───── DATA TO USE

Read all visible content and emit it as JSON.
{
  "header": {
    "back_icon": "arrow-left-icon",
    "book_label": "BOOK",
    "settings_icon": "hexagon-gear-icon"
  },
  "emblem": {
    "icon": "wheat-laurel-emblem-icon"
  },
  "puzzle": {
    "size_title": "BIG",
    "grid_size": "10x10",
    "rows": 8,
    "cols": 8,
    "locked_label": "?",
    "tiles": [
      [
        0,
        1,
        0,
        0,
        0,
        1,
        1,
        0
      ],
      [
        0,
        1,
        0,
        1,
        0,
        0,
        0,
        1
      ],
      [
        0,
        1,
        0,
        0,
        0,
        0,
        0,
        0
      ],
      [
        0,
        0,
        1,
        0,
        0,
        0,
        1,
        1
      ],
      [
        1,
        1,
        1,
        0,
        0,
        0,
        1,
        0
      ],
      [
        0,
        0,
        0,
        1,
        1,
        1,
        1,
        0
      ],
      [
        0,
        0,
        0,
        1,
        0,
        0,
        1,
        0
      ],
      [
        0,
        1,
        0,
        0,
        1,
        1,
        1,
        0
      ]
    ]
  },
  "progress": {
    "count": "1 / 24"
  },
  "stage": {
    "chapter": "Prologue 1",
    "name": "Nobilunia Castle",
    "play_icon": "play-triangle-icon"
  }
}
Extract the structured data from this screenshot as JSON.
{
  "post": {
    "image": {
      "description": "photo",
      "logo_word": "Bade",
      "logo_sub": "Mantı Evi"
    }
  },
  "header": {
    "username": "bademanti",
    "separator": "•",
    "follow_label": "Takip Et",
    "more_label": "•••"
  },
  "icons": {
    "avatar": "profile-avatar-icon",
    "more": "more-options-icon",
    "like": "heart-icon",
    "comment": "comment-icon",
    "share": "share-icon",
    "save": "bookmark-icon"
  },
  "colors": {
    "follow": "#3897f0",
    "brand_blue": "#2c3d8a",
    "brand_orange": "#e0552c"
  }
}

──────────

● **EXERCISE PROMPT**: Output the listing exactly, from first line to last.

● **ANSWER FOR THIS EXERCISE**:
Read all visible content and emit it as JSON.
{
  "header": {
    "back_icon": "arrow-left-icon",
    "book_label": "BOOK",
    "settings_icon": "hexagon-gear-icon"
  },
  "emblem": {
    "icon": "wheat-laurel-emblem-icon"
  },
  "puzzle": {
    "size_title": "BIG",
    "grid_size": "10x10",
    "rows": 8,
    "cols": 8,
    "locked_label": "?",
    "tiles": [
      [
        0,
        1,
        0,
        0,
        0,
        1,
        1,
        0
      ],
      [
        0,
        1,
        0,
        1,
        0,
        0,
        0,
        1
      ],
      [
        0,
        1,
        0,
        0,
        0,
        0,
        0,
        0
      ],
      [
        0,
        0,
        1,
        0,
        0,
        0,
        1,
        1
      ],
      [
        1,
        1,
        1,
        0,
        0,
        0,
        1,
        0
      ],
      [
        0,
        0,
        0,
        1,
        1,
        1,
        1,
        0
      ],
      [
        0,
        0,
        0,
        1,
        0,
        0,
        1,
        0
      ],
      [
        0,
        1,
        0,
        0,
        1,
        1,
        1,
        0
      ]
    ]
  },
  "progress": {
    "count": "1 / 24"
  },
  "stage": {
    "chapter": "Prologue 1",
    "name": "Nobilunia Castle",
    "play_icon": "play-triangle-icon"
  }
}
Extract the structured data from this screenshot as JSON.
{
  "post": {
    "image": {
      "description": "photo",
      "logo_word": "Bade",
      "logo_sub": "Mantı Evi"
    }
  },
  "header": {
    "username": "bademanti",
    "separator": "•",
    "follow_label": "Takip Et",
    "more_label": "•••"
  },
  "icons": {
    "avatar": "profile-avatar-icon",
    "more": "more-options-icon",
    "like": "heart-icon",
    "comment": "comment-icon",
    "share": "share-icon",
    "save": "bookmark-icon"
  },
  "colors": {
    "follow": "#3897f0",
    "brand_blue": "#2c3d8a",
    "brand_orange": "#e0552c"
  }
}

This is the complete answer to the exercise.